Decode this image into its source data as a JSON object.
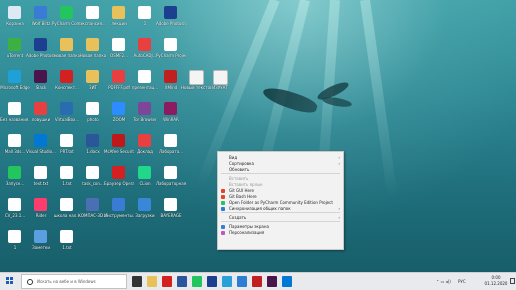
{
  "desktop": {
    "icons": [
      {
        "label": "Корзина",
        "icon": "recycle-bin-icon",
        "color": "#dfe9f5"
      },
      {
        "label": "Wolf Blitz",
        "icon": "app-icon",
        "color": "#3a7bd5"
      },
      {
        "label": "PyCharm Communi...",
        "icon": "pycharm-icon",
        "color": "#22c55e"
      },
      {
        "label": "экспансия...",
        "icon": "document-icon",
        "color": "#ffffff"
      },
      {
        "label": "лекции",
        "icon": "folder-icon",
        "color": "#e8c15a"
      },
      {
        "label": "1",
        "icon": "document-icon",
        "color": "#ffffff"
      },
      {
        "label": "Adobe Photosh...",
        "icon": "photoshop-icon",
        "color": "#1c3f8f"
      },
      {
        "label": "uTorrent",
        "icon": "utorrent-icon",
        "color": "#3cb043"
      },
      {
        "label": "Adobe Photosh...",
        "icon": "photoshop-icon",
        "color": "#1c3f8f"
      },
      {
        "label": "новая папка",
        "icon": "folder-icon",
        "color": "#e8c15a"
      },
      {
        "label": "Новая папка",
        "icon": "folder-icon",
        "color": "#e8c15a"
      },
      {
        "label": "OSMF2...",
        "icon": "document-icon",
        "color": "#ffffff"
      },
      {
        "label": "AutoCADJ...",
        "icon": "pdf-icon",
        "color": "#e84040"
      },
      {
        "label": "PyCharm Projects",
        "icon": "document-icon",
        "color": "#ffffff"
      },
      {
        "label": "Microsoft Edge",
        "icon": "edge-icon",
        "color": "#1fa0d8"
      },
      {
        "label": "Slack",
        "icon": "slack-icon",
        "color": "#4a154b"
      },
      {
        "label": "Конспект...",
        "icon": "opera-icon",
        "color": "#d32020"
      },
      {
        "label": "ЗИТ",
        "icon": "folder-icon",
        "color": "#e8c15a"
      },
      {
        "label": "PDFFFF.pdf",
        "icon": "pdf-icon",
        "color": "#e84040"
      },
      {
        "label": "презентац...",
        "icon": "document-icon",
        "color": "#ffffff"
      },
      {
        "label": "XMind",
        "icon": "xmind-icon",
        "color": "#c02020"
      },
      {
        "label": "Без названия...",
        "icon": "document-icon",
        "color": "#ffffff"
      },
      {
        "label": "ловушки",
        "icon": "pdf-icon",
        "color": "#e84040"
      },
      {
        "label": "VirtualBox...",
        "icon": "virtualbox-icon",
        "color": "#2a6cb0"
      },
      {
        "label": "photo",
        "icon": "document-icon",
        "color": "#ffffff"
      },
      {
        "label": "ZOOM",
        "icon": "zoom-icon",
        "color": "#2d8cff"
      },
      {
        "label": "Tor Browser",
        "icon": "tor-icon",
        "color": "#7d4698"
      },
      {
        "label": "WinRAR",
        "icon": "winrar-icon",
        "color": "#8b1c62"
      },
      {
        "label": "Mall 3ds...",
        "icon": "document-icon",
        "color": "#ffffff"
      },
      {
        "label": "Visual Studio...",
        "icon": "vscode-icon",
        "color": "#0078d4"
      },
      {
        "label": "PRT.txt",
        "icon": "document-icon",
        "color": "#ffffff"
      },
      {
        "label": "1.docx",
        "icon": "word-icon",
        "color": "#2b579a"
      },
      {
        "label": "McAfee Security",
        "icon": "mcafee-icon",
        "color": "#c01818"
      },
      {
        "label": "Доклад",
        "icon": "pdf-icon",
        "color": "#e84040"
      },
      {
        "label": "Лаборато...",
        "icon": "document-icon",
        "color": "#ffffff"
      },
      {
        "label": "Запуск...",
        "icon": "pycharm-icon",
        "color": "#22c55e"
      },
      {
        "label": "text.txt",
        "icon": "document-icon",
        "color": "#ffffff"
      },
      {
        "label": "1.txt",
        "icon": "document-icon",
        "color": "#ffffff"
      },
      {
        "label": "task_con...",
        "icon": "document-icon",
        "color": "#ffffff"
      },
      {
        "label": "Браузер Opera",
        "icon": "opera-icon",
        "color": "#d32020"
      },
      {
        "label": "CLion",
        "icon": "clion-icon",
        "color": "#21d789"
      },
      {
        "label": "Лабораторная...",
        "icon": "document-icon",
        "color": "#ffffff"
      },
      {
        "label": "CV_23.1...",
        "icon": "document-icon",
        "color": "#ffffff"
      },
      {
        "label": "Rider",
        "icon": "rider-icon",
        "color": "#ff3c6e"
      },
      {
        "label": "школа нал...",
        "icon": "document-icon",
        "color": "#ffffff"
      },
      {
        "label": "КОМПАС-3D Viewer v19",
        "icon": "kompas-icon",
        "color": "#4a6fb5"
      },
      {
        "label": "Инструменты...",
        "icon": "app-icon",
        "color": "#3a7bd5"
      },
      {
        "label": "Загрузки",
        "icon": "downloads-icon",
        "color": "#3a86d8"
      },
      {
        "label": "BAYERAGE",
        "icon": "document-icon",
        "color": "#ffffff"
      },
      {
        "label": "1",
        "icon": "document-icon",
        "color": "#ffffff"
      },
      {
        "label": "Заметки",
        "icon": "notes-icon",
        "color": "#5aa0e0"
      },
      {
        "label": "1.txt",
        "icon": "document-icon",
        "color": "#ffffff"
      }
    ],
    "floating_icons": [
      {
        "label": "Новый текстовый",
        "icon": "text-file-icon"
      },
      {
        "label": "ИЗУУАТ",
        "icon": "text-file-icon"
      }
    ]
  },
  "context_menu": {
    "items": [
      {
        "label": "Вид",
        "submenu": true
      },
      {
        "label": "Сортировка",
        "submenu": true
      },
      {
        "label": "Обновить",
        "submenu": false
      },
      {
        "separator": true
      },
      {
        "label": "Вставить",
        "disabled": true
      },
      {
        "label": "Вставить ярлык",
        "disabled": true
      },
      {
        "label": "Git GUI Here",
        "icon": "git-icon"
      },
      {
        "label": "Git Bash Here",
        "icon": "git-icon"
      },
      {
        "label": "Open Folder as PyCharm Community Edition Project",
        "icon": "pycharm-icon"
      },
      {
        "label": "Синхронизация общих папок",
        "icon": "sync-icon",
        "submenu": true
      },
      {
        "separator": true
      },
      {
        "label": "Создать",
        "submenu": true
      },
      {
        "separator": true
      },
      {
        "label": "Параметры экрана",
        "icon": "display-icon"
      },
      {
        "label": "Персонализация",
        "icon": "personalize-icon"
      }
    ]
  },
  "taskbar": {
    "search_placeholder": "Искать на вебе и в Windows",
    "tray_lang": "РУС",
    "clock_time": "0:00",
    "clock_date": "01.12.2020",
    "pinned": [
      {
        "icon": "task-view-icon",
        "color": "#333333"
      },
      {
        "icon": "file-explorer-icon",
        "color": "#e8c15a"
      },
      {
        "icon": "opera-icon",
        "color": "#d32020"
      },
      {
        "icon": "store-icon",
        "color": "#2b579a"
      },
      {
        "icon": "pycharm-icon",
        "color": "#22c55e"
      },
      {
        "icon": "photoshop-icon",
        "color": "#1c3f8f"
      },
      {
        "icon": "telegram-icon",
        "color": "#2aa0d8"
      },
      {
        "icon": "mail-icon",
        "color": "#2d7dd2"
      },
      {
        "icon": "xmind-icon",
        "color": "#c02020"
      },
      {
        "icon": "slack-icon",
        "color": "#4a154b"
      },
      {
        "icon": "vscode-icon",
        "color": "#0078d4"
      }
    ]
  }
}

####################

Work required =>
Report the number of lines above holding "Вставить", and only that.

Response below =>
2